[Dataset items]
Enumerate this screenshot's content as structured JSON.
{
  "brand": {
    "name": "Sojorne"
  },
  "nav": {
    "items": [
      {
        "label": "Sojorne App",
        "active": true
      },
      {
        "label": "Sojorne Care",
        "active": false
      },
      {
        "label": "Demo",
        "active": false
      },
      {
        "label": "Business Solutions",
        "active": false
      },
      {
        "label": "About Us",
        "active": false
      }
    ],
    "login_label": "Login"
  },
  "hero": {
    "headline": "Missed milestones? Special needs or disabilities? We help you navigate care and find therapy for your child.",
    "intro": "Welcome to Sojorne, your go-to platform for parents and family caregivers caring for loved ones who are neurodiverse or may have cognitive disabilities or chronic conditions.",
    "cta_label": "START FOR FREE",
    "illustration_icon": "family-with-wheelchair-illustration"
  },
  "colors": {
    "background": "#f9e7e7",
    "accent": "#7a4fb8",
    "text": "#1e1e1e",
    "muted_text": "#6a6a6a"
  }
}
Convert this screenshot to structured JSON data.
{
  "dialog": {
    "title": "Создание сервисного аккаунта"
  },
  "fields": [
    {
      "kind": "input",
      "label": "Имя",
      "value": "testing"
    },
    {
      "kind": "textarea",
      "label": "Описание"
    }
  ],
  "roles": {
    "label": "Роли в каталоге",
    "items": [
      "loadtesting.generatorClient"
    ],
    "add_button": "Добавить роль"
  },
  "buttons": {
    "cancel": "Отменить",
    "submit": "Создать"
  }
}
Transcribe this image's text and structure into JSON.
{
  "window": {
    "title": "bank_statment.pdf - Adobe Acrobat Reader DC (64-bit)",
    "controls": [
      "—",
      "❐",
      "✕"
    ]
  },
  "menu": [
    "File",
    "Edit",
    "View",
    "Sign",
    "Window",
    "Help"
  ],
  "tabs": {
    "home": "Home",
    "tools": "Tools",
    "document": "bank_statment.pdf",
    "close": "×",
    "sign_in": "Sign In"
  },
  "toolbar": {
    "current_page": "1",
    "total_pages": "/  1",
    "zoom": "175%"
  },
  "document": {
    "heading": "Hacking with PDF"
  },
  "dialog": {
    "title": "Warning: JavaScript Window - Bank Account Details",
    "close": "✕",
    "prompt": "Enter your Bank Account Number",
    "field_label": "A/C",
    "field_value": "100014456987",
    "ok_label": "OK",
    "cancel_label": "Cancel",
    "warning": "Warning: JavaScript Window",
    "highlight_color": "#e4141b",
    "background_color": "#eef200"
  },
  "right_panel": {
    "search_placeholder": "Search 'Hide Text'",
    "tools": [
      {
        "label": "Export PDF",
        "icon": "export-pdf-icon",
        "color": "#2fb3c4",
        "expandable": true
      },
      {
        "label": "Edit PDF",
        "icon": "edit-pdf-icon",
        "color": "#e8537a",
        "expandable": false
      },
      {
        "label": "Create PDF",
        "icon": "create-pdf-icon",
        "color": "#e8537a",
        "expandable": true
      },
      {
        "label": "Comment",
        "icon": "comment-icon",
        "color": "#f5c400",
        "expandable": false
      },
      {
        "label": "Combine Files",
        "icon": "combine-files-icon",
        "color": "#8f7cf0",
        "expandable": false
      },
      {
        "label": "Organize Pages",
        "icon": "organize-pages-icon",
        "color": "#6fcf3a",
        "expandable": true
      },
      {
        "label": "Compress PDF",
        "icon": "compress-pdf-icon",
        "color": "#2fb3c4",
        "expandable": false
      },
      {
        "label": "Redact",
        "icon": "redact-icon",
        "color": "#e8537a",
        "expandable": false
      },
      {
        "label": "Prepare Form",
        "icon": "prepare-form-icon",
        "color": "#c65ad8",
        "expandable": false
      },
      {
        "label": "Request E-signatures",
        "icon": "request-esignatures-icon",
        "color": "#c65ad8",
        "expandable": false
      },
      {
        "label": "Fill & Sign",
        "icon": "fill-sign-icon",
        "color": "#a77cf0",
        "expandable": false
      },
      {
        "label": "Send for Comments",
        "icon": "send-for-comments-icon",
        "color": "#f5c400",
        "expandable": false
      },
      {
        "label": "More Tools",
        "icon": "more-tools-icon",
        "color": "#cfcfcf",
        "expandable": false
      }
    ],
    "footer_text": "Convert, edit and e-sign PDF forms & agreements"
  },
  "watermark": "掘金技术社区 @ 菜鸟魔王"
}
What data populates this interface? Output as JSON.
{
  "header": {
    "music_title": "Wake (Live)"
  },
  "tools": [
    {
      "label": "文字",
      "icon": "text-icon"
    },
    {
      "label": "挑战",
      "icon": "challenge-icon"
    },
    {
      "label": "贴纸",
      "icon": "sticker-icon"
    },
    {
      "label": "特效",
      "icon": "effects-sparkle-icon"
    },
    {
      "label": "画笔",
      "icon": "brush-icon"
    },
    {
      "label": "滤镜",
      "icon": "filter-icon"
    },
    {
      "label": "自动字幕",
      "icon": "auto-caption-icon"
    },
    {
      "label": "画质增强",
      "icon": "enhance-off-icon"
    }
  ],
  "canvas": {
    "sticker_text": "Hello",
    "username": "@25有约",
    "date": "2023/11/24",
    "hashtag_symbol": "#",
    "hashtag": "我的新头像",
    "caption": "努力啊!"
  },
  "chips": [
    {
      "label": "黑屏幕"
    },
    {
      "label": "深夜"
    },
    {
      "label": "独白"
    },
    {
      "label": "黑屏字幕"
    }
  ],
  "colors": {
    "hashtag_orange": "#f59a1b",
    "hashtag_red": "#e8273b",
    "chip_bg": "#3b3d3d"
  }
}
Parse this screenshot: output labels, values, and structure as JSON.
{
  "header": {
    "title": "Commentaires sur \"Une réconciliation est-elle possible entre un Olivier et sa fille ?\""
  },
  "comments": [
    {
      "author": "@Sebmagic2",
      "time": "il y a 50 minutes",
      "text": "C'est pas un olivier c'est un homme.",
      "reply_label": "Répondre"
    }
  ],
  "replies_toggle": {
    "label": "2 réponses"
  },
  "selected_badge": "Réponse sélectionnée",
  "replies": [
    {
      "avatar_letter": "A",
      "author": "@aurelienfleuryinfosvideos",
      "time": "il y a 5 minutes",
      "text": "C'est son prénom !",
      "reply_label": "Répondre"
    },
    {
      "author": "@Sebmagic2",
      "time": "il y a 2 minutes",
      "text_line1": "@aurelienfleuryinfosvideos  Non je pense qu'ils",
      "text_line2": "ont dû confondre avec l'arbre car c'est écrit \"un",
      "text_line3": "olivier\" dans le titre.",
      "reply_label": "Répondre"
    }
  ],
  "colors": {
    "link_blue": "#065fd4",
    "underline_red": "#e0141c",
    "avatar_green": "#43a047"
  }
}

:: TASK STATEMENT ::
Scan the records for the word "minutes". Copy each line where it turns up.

:: REPLY TO THE EXERCISE ::
      "time": "il y a 50 minutes",
      "time": "il y a 5 minutes",
      "time": "il y a 2 minutes",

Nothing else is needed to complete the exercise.